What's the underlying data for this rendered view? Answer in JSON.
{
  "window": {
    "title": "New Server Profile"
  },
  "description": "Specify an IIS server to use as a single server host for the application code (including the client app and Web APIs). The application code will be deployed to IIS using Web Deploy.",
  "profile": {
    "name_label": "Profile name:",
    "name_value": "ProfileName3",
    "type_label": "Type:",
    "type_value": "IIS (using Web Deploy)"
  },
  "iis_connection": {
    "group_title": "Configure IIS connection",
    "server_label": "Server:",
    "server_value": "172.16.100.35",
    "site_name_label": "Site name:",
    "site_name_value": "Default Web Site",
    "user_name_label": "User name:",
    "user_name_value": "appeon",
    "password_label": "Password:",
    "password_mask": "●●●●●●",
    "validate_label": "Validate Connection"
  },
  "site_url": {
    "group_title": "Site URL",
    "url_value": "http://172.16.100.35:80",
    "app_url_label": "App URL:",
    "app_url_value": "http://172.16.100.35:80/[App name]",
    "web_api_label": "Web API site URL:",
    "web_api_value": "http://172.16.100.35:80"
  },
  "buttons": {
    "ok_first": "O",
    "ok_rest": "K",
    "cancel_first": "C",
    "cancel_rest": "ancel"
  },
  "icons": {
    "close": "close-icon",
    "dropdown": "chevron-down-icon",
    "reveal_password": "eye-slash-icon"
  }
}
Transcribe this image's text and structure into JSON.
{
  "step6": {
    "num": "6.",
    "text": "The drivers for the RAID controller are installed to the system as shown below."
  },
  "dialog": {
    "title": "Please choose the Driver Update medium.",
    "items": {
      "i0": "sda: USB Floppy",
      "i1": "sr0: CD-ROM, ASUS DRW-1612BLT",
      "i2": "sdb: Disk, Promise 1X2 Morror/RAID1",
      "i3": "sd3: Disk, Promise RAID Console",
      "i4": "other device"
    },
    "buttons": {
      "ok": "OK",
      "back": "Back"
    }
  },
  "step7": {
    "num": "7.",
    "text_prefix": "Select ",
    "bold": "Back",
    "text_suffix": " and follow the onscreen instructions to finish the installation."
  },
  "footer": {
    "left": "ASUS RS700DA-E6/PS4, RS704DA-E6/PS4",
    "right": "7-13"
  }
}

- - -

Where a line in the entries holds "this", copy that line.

What's the underlying data for this rendered view? Answer in JSON.
Transcribe this image's text and structure into JSON.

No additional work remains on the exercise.